Apple's iPhone-crippling firmware upgrade, delivered last Thursday in a bundle of security fixes, risks making users afraid of security patches, analysts said.

iPhone Update 1.1.1 not only added features such as access to the iTunes Wi-Fi Music Store, but also plugged holes in the device's built-in Safari browser, email software and Bluetooth implementation.

But it was the news that the update "bricked," or disabled, iPhones modified to work with networks other than AT&T, which caught the attention of security analysts like Andrew Storms, director of security operations at nCircle Network Security.

"With the iPhone update, Apple is now producing a fear of taking their patches," Storms said. "If they release a functionality update and security fixes at the same time in the future, some users will think twice about applying it. They'll ask themselves 'What will it break this time?' and 'Will it backfire on me?'

"Apple would rather have [iPhone] users secure, and users would rather be secure," Storms continued. "But when the update appeared, it was almost certain that some huge percentage of devices for which the patches were intended would be broken. That, I think, was more important than the security updates themselves."

Vendors should separate functionality and security updates, added another analyst, Garter's John Pescatore. "Users shouldn't be forced to accept new functionality to get security fixes," he said. The problem with mixing the two for enterprise users, he said, is that it forces them to make a choice between spending time testing new features before deploying patches, or foregoing the fixes.

Storms seconded that thought. "Enterprises would really prefer to see them separated.
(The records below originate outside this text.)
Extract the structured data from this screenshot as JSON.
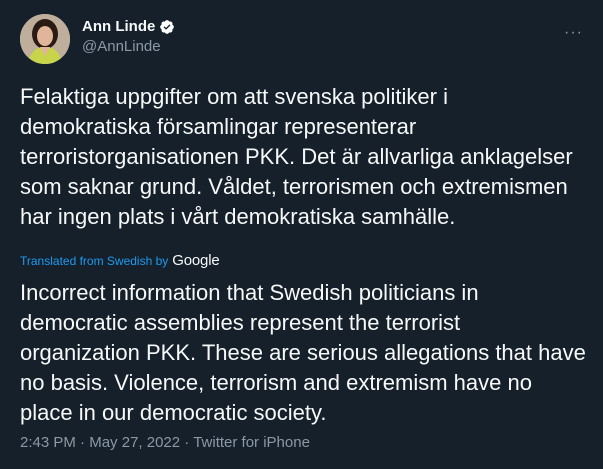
{
  "author": {
    "display_name": "Ann Linde",
    "handle": "@AnnLinde",
    "verified_icon": "verified-badge-icon"
  },
  "more_label": "···",
  "tweet": {
    "original_text": "Felaktiga uppgifter om att svenska politiker i demokratiska församlingar representerar terroristorganisationen PKK. Det är allvarliga anklagelser som saknar grund. Våldet, terrorismen och extremismen har ingen plats i vårt demokratiska samhälle.",
    "translated_label": "Translated from Swedish by",
    "translator": "Google",
    "translated_text": "Incorrect information that Swedish politicians in democratic assemblies represent the terrorist organization PKK. These are serious allegations that have no basis. Violence, terrorism and extremism have no place in our democratic society."
  },
  "meta": {
    "time": "2:43 PM",
    "separator": " · ",
    "date": "May 27, 2022",
    "source": "Twitter for iPhone"
  },
  "colors": {
    "background": "#15202b",
    "text": "#f7f9f9",
    "secondary": "#8b98a5",
    "link": "#1d9bf0"
  }
}
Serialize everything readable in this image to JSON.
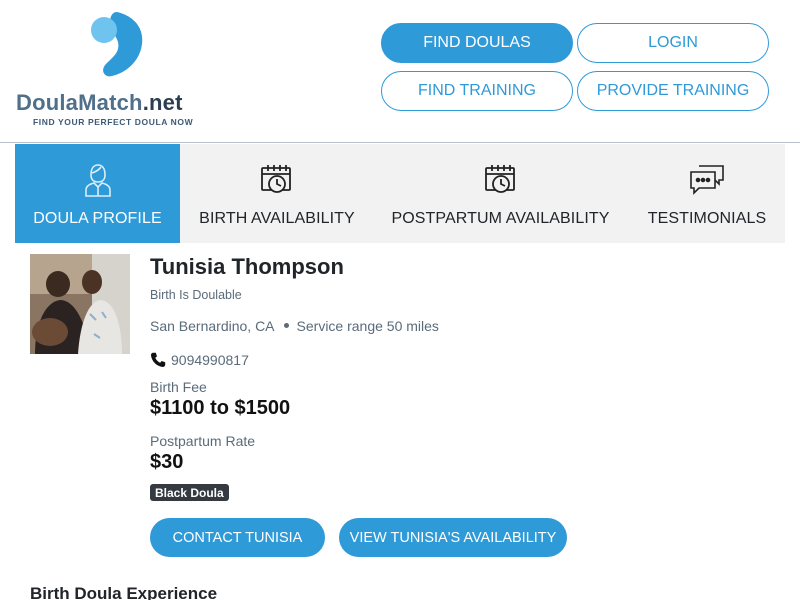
{
  "logo": {
    "brand_main": "DoulaMatch",
    "brand_suffix": ".net",
    "tagline": "FIND YOUR PERFECT DOULA NOW",
    "mark_colors": [
      "#2e9ad8",
      "#6fc3ef"
    ]
  },
  "header": {
    "find_doulas": "FIND DOULAS",
    "login": "LOGIN",
    "find_training": "FIND TRAINING",
    "provide_training": "PROVIDE TRAINING"
  },
  "tabs": [
    {
      "label": "DOULA PROFILE",
      "icon": "doula-person-icon",
      "active": true
    },
    {
      "label": "BIRTH AVAILABILITY",
      "icon": "calendar-clock-icon",
      "active": false
    },
    {
      "label": "POSTPARTUM AVAILABILITY",
      "icon": "calendar-clock-icon",
      "active": false
    },
    {
      "label": "TESTIMONIALS",
      "icon": "chat-bubbles-icon",
      "active": false
    }
  ],
  "profile": {
    "name": "Tunisia Thompson",
    "business": "Birth Is Doulable",
    "city": "San Bernardino, CA",
    "service_range": "Service range 50 miles",
    "phone": "9094990817",
    "birth_fee_label": "Birth Fee",
    "birth_fee": "$1100 to $1500",
    "postpartum_label": "Postpartum Rate",
    "postpartum_rate": "$30",
    "badge": "Black Doula",
    "contact_button": "CONTACT TUNISIA",
    "availability_button": "VIEW TUNISIA'S AVAILABILITY"
  },
  "section": {
    "experience_title": "Birth Doula Experience"
  },
  "colors": {
    "accent": "#2e9ad8",
    "tab_bg": "#f2f2f2",
    "muted_text": "#5a6b7a",
    "badge_bg": "#343a40"
  }
}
The fewer the number of variables the better," he said, referring to troubleshooting possible problems after installing an update.

But vendors don't necessarily follow Storms' and Pescatore's advice. Other companies, Microsoft especially, have blended new features with patches. "In big updates, like Windows XP SP2, Microsoft has mixed security and functionality," said Pescatore. "Even in its monthly [security] updates, it has included things that weren't security patches."

He pointed to the June 2006 upgrade to Windows XP's Windows Genuine Advantage anti-piracy technology, which was updated via the same Windows Update mechanism normally used for patching.

"The reason why companies bundle functionality and security updates is that users hate having to go through the pain of updating," said Pescatore. "Customers like fewer updates." What users dislike, he added, is when a vendor hides security fixes in a larger update. Microsoft's been guilty of that in the past when it's issued fixes but not disclosed the underlying vulnerabilities, perhaps in an attempt to keep the bug count artificially low.

"It's kind of a gamesmanship thing," Pescatore said.

That lack of full disclosure is exactly what got Apple into hot water last week, argued Storms. "In general, bundled updates are a good service for consumers, but the downside is if you don't explicitly tell them what you're updating. That's what happened last week, when everyone was blogging about the [iPhone] update and whether it 'bricked' the phone. There was no single source of information."

Pescatore didn't see it quite the same way: Users had a pretty clear idea of what would happen to their iPhones the day Apple released the update. Instead, he pointed out another similarity between Apple and Microsoft on the problematic patching policy front.

"Apple was saying that if you hack the iPhone to work with other carriers, when you do download the update, you'll disable the phone. That's not much different than what Microsoft says with WGA [Windows Genuine Advantage]. It's Apple saying we want to see if it's modified and then we may cause you some problems. It's definitely similar."